GIVEN DATA »
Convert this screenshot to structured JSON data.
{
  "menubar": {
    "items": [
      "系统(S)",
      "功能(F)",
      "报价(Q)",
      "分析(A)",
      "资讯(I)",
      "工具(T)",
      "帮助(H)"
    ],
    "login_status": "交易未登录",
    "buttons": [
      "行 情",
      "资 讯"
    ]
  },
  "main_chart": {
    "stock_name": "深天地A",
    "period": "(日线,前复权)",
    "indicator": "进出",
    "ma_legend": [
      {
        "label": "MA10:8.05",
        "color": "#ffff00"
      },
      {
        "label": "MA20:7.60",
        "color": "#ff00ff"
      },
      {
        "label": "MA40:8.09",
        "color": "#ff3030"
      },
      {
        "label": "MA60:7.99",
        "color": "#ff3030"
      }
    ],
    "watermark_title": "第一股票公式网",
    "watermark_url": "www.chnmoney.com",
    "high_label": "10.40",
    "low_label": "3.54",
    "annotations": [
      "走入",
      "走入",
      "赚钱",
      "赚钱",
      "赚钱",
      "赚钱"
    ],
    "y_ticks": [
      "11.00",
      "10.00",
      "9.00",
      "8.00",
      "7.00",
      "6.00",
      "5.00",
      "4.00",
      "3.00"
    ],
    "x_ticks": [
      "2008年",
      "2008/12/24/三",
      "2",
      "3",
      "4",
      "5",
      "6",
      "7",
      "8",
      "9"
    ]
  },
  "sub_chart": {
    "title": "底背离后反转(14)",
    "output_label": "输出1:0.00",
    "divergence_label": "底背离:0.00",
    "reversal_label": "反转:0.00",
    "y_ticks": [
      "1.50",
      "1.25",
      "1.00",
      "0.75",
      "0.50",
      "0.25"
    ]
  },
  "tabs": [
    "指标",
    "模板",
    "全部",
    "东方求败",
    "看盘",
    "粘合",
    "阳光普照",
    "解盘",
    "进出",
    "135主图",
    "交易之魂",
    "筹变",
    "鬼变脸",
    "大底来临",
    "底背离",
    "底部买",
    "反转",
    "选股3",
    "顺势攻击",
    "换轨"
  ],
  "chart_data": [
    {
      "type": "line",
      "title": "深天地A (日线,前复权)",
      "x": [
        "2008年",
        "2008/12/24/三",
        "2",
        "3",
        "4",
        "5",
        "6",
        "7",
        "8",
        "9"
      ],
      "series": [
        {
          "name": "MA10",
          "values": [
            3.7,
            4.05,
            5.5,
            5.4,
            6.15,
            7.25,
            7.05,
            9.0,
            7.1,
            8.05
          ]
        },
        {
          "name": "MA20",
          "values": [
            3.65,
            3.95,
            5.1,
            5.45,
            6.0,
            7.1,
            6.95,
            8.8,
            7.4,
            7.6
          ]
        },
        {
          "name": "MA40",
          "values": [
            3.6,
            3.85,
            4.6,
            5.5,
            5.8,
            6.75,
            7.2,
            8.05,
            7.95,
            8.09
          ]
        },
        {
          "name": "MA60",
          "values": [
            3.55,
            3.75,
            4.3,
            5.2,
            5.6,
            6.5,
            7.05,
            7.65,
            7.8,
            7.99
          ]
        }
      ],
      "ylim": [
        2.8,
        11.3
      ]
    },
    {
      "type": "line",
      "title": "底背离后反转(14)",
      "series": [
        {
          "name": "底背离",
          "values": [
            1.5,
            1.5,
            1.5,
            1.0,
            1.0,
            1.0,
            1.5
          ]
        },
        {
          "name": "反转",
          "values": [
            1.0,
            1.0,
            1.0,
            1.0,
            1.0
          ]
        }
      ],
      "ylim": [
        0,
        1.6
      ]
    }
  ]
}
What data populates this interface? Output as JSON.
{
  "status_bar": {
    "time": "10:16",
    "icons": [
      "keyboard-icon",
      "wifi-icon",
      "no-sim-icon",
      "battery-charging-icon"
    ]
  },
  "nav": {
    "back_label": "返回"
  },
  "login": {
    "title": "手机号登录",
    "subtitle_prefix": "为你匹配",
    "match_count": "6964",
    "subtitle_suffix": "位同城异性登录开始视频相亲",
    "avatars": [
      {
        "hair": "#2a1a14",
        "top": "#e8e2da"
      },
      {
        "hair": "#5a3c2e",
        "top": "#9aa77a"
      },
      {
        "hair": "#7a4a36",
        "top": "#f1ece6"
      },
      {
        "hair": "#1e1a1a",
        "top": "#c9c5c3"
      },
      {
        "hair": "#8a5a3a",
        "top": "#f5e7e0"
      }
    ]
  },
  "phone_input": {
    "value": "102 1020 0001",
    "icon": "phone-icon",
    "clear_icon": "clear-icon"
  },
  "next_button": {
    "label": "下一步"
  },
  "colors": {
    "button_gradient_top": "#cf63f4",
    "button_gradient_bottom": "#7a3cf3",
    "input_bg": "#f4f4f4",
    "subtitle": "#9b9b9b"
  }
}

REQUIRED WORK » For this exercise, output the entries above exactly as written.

RESPONSE TO THIS EXERCISE »
Convert this screenshot to structured JSON data.
{
  "menubar": {
    "items": [
      "系统(S)",
      "功能(F)",
      "报价(Q)",
      "分析(A)",
      "资讯(I)",
      "工具(T)",
      "帮助(H)"
    ],
    "login_status": "交易未登录",
    "buttons": [
      "行 情",
      "资 讯"
    ]
  },
  "main_chart": {
    "stock_name": "深天地A",
    "period": "(日线,前复权)",
    "indicator": "进出",
    "ma_legend": [
      {
        "label": "MA10:8.05",
        "color": "#ffff00"
      },
      {
        "label": "MA20:7.60",
        "color": "#ff00ff"
      },
      {
        "label": "MA40:8.09",
        "color": "#ff3030"
      },
      {
        "label": "MA60:7.99",
        "color": "#ff3030"
      }
    ],
    "watermark_title": "第一股票公式网",
    "watermark_url": "www.chnmoney.com",
    "high_label": "10.40",
    "low_label": "3.54",
    "annotations": [
      "走入",
      "走入",
      "赚钱",
      "赚钱",
      "赚钱",
      "赚钱"
    ],
    "y_ticks": [
      "11.00",
      "10.00",
      "9.00",
      "8.00",
      "7.00",
      "6.00",
      "5.00",
      "4.00",
      "3.00"
    ],
    "x_ticks": [
      "2008年",
      "2008/12/24/三",
      "2",
      "3",
      "4",
      "5",
      "6",
      "7",
      "8",
      "9"
    ]
  },
  "sub_chart": {
    "title": "底背离后反转(14)",
    "output_label": "输出1:0.00",
    "divergence_label": "底背离:0.00",
    "reversal_label": "反转:0.00",
    "y_ticks": [
      "1.50",
      "1.25",
      "1.00",
      "0.75",
      "0.50",
      "0.25"
    ]
  },
  "tabs": [
    "指标",
    "模板",
    "全部",
    "东方求败",
    "看盘",
    "粘合",
    "阳光普照",
    "解盘",
    "进出",
    "135主图",
    "交易之魂",
    "筹变",
    "鬼变脸",
    "大底来临",
    "底背离",
    "底部买",
    "反转",
    "选股3",
    "顺势攻击",
    "换轨"
  ],
  "chart_data": [
    {
      "type": "line",
      "title": "深天地A (日线,前复权)",
      "x": [
        "2008年",
        "2008/12/24/三",
        "2",
        "3",
        "4",
        "5",
        "6",
        "7",
        "8",
        "9"
      ],
      "series": [
        {
          "name": "MA10",
          "values": [
            3.7,
            4.05,
            5.5,
            5.4,
            6.15,
            7.25,
            7.05,
            9.0,
            7.1,
            8.05
          ]
        },
        {
          "name": "MA20",
          "values": [
            3.65,
            3.95,
            5.1,
            5.45,
            6.0,
            7.1,
            6.95,
            8.8,
            7.4,
            7.6
          ]
        },
        {
          "name": "MA40",
          "values": [
            3.6,
            3.85,
            4.6,
            5.5,
            5.8,
            6.75,
            7.2,
            8.05,
            7.95,
            8.09
          ]
        },
        {
          "name": "MA60",
          "values": [
            3.55,
            3.75,
            4.3,
            5.2,
            5.6,
            6.5,
            7.05,
            7.65,
            7.8,
            7.99
          ]
        }
      ],
      "ylim": [
        2.8,
        11.3
      ]
    },
    {
      "type": "line",
      "title": "底背离后反转(14)",
      "series": [
        {
          "name": "底背离",
          "values": [
            1.5,
            1.5,
            1.5,
            1.0,
            1.0,
            1.0,
            1.5
          ]
        },
        {
          "name": "反转",
          "values": [
            1.0,
            1.0,
            1.0,
            1.0,
            1.0
          ]
        }
      ],
      "ylim": [
        0,
        1.6
      ]
    }
  ]
}
What data populates this interface? Output as JSON.
{
  "status_bar": {
    "time": "10:16",
    "icons": [
      "keyboard-icon",
      "wifi-icon",
      "no-sim-icon",
      "battery-charging-icon"
    ]
  },
  "nav": {
    "back_label": "返回"
  },
  "login": {
    "title": "手机号登录",
    "subtitle_prefix": "为你匹配",
    "match_count": "6964",
    "subtitle_suffix": "位同城异性登录开始视频相亲",
    "avatars": [
      {
        "hair": "#2a1a14",
        "top": "#e8e2da"
      },
      {
        "hair": "#5a3c2e",
        "top": "#9aa77a"
      },
      {
        "hair": "#7a4a36",
        "top": "#f1ece6"
      },
      {
        "hair": "#1e1a1a",
        "top": "#c9c5c3"
      },
      {
        "hair": "#8a5a3a",
        "top": "#f5e7e0"
      }
    ]
  },
  "phone_input": {
    "value": "102 1020 0001",
    "icon": "phone-icon",
    "clear_icon": "clear-icon"
  },
  "next_button": {
    "label": "下一步"
  },
  "colors": {
    "button_gradient_top": "#cf63f4",
    "button_gradient_bottom": "#7a3cf3",
    "input_bg": "#f4f4f4",
    "subtitle": "#9b9b9b"
  }
}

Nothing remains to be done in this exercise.